## EXERCISE OBJECTIVE
Each record beneath this line is to be copied exactly.

___ RECORDS FOR THE EXERCISE

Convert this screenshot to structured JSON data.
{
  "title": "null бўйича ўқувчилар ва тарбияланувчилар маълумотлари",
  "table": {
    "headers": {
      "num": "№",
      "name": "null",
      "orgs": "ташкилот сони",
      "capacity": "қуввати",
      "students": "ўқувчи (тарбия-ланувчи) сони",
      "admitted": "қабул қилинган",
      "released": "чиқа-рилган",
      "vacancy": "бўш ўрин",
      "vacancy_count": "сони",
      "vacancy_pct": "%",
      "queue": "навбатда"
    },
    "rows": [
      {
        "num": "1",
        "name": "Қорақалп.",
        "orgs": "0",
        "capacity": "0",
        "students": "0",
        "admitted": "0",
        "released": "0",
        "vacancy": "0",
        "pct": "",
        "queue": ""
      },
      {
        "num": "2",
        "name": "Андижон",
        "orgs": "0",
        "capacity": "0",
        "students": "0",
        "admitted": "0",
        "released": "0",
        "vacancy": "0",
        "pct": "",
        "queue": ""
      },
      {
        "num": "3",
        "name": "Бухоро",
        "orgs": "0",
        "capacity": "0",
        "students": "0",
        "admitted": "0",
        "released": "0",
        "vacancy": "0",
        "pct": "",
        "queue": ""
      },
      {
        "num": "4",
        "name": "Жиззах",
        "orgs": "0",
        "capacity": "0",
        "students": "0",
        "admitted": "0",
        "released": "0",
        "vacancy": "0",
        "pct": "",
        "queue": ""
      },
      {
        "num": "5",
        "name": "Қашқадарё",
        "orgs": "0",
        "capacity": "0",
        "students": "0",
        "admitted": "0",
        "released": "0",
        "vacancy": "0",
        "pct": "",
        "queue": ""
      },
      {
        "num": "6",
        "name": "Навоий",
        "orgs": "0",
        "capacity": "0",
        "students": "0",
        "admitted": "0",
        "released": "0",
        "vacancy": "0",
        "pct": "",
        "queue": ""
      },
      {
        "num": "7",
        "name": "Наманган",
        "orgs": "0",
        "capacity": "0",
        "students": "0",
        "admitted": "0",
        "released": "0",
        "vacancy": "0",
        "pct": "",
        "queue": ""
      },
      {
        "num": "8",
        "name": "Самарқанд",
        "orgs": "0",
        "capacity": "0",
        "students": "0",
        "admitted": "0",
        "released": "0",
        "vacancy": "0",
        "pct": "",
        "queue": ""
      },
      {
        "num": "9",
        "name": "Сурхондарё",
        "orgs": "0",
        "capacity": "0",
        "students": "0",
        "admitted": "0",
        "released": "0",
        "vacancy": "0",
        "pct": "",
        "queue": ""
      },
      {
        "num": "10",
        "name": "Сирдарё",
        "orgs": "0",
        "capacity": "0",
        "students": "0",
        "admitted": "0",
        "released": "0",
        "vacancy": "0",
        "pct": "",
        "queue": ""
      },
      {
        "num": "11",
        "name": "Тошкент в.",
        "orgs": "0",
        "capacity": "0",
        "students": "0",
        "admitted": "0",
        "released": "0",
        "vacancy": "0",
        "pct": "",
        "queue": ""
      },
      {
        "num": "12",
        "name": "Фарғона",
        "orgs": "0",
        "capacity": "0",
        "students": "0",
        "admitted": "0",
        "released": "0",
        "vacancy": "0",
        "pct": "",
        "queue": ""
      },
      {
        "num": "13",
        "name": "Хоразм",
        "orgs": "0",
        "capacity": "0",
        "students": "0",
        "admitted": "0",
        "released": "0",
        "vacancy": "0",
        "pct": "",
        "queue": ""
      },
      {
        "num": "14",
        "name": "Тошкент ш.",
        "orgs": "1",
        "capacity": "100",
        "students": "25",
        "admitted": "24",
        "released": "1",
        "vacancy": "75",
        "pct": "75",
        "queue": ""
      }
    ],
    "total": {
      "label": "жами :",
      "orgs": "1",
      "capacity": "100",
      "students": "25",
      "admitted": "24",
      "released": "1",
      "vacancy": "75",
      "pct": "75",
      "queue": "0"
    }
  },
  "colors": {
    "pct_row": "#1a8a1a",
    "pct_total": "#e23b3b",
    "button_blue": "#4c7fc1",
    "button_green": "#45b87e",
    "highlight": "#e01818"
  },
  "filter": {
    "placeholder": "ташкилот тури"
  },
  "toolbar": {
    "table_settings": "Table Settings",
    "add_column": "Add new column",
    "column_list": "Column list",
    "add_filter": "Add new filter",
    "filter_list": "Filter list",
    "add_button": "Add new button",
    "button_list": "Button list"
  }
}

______

## EXERCISE ANSWER
Convert this screenshot to structured JSON data.
{
  "title": "null бўйича ўқувчилар ва тарбияланувчилар маълумотлари",
  "table": {
    "headers": {
      "num": "№",
      "name": "null",
      "orgs": "ташкилот сони",
      "capacity": "қуввати",
      "students": "ўқувчи (тарбия-ланувчи) сони",
      "admitted": "қабул қилинган",
      "released": "чиқа-рилган",
      "vacancy": "бўш ўрин",
      "vacancy_count": "сони",
      "vacancy_pct": "%",
      "queue": "навбатда"
    },
    "rows": [
      {
        "num": "1",
        "name": "Қорақалп.",
        "orgs": "0",
        "capacity": "0",
        "students": "0",
        "admitted": "0",
        "released": "0",
        "vacancy": "0",
        "pct": "",
        "queue": ""
      },
      {
        "num": "2",
        "name": "Андижон",
        "orgs": "0",
        "capacity": "0",
        "students": "0",
        "admitted": "0",
        "released": "0",
        "vacancy": "0",
        "pct": "",
        "queue": ""
      },
      {
        "num": "3",
        "name": "Бухоро",
        "orgs": "0",
        "capacity": "0",
        "students": "0",
        "admitted": "0",
        "released": "0",
        "vacancy": "0",
        "pct": "",
        "queue": ""
      },
      {
        "num": "4",
        "name": "Жиззах",
        "orgs": "0",
        "capacity": "0",
        "students": "0",
        "admitted": "0",
        "released": "0",
        "vacancy": "0",
        "pct": "",
        "queue": ""
      },
      {
        "num": "5",
        "name": "Қашқадарё",
        "orgs": "0",
        "capacity": "0",
        "students": "0",
        "admitted": "0",
        "released": "0",
        "vacancy": "0",
        "pct": "",
        "queue": ""
      },
      {
        "num": "6",
        "name": "Навоий",
        "orgs": "0",
        "capacity": "0",
        "students": "0",
        "admitted": "0",
        "released": "0",
        "vacancy": "0",
        "pct": "",
        "queue": ""
      },
      {
        "num": "7",
        "name": "Наманган",
        "orgs": "0",
        "capacity": "0",
        "students": "0",
        "admitted": "0",
        "released": "0",
        "vacancy": "0",
        "pct": "",
        "queue": ""
      },
      {
        "num": "8",
        "name": "Самарқанд",
        "orgs": "0",
        "capacity": "0",
        "students": "0",
        "admitted": "0",
        "released": "0",
        "vacancy": "0",
        "pct": "",
        "queue": ""
      },
      {
        "num": "9",
        "name": "Сурхондарё",
        "orgs": "0",
        "capacity": "0",
        "students": "0",
        "admitted": "0",
        "released": "0",
        "vacancy": "0",
        "pct": "",
        "queue": ""
      },
      {
        "num": "10",
        "name": "Сирдарё",
        "orgs": "0",
        "capacity": "0",
        "students": "0",
        "admitted": "0",
        "released": "0",
        "vacancy": "0",
        "pct": "",
        "queue": ""
      },
      {
        "num": "11",
        "name": "Тошкент в.",
        "orgs": "0",
        "capacity": "0",
        "students": "0",
        "admitted": "0",
        "released": "0",
        "vacancy": "0",
        "pct": "",
        "queue": ""
      },
      {
        "num": "12",
        "name": "Фарғона",
        "orgs": "0",
        "capacity": "0",
        "students": "0",
        "admitted": "0",
        "released": "0",
        "vacancy": "0",
        "pct": "",
        "queue": ""
      },
      {
        "num": "13",
        "name": "Хоразм",
        "orgs": "0",
        "capacity": "0",
        "students": "0",
        "admitted": "0",
        "released": "0",
        "vacancy": "0",
        "pct": "",
        "queue": ""
      },
      {
        "num": "14",
        "name": "Тошкент ш.",
        "orgs": "1",
        "capacity": "100",
        "students": "25",
        "admitted": "24",
        "released": "1",
        "vacancy": "75",
        "pct": "75",
        "queue": ""
      }
    ],
    "total": {
      "label": "жами :",
      "orgs": "1",
      "capacity": "100",
      "students": "25",
      "admitted": "24",
      "released": "1",
      "vacancy": "75",
      "pct": "75",
      "queue": "0"
    }
  },
  "colors": {
    "pct_row": "#1a8a1a",
    "pct_total": "#e23b3b",
    "button_blue": "#4c7fc1",
    "button_green": "#45b87e",
    "highlight": "#e01818"
  },
  "filter": {
    "placeholder": "ташкилот тури"
  },
  "toolbar": {
    "table_settings": "Table Settings",
    "add_column": "Add new column",
    "column_list": "Column list",
    "add_filter": "Add new filter",
    "filter_list": "Filter list",
    "add_button": "Add new button",
    "button_list": "Button list"
  }
}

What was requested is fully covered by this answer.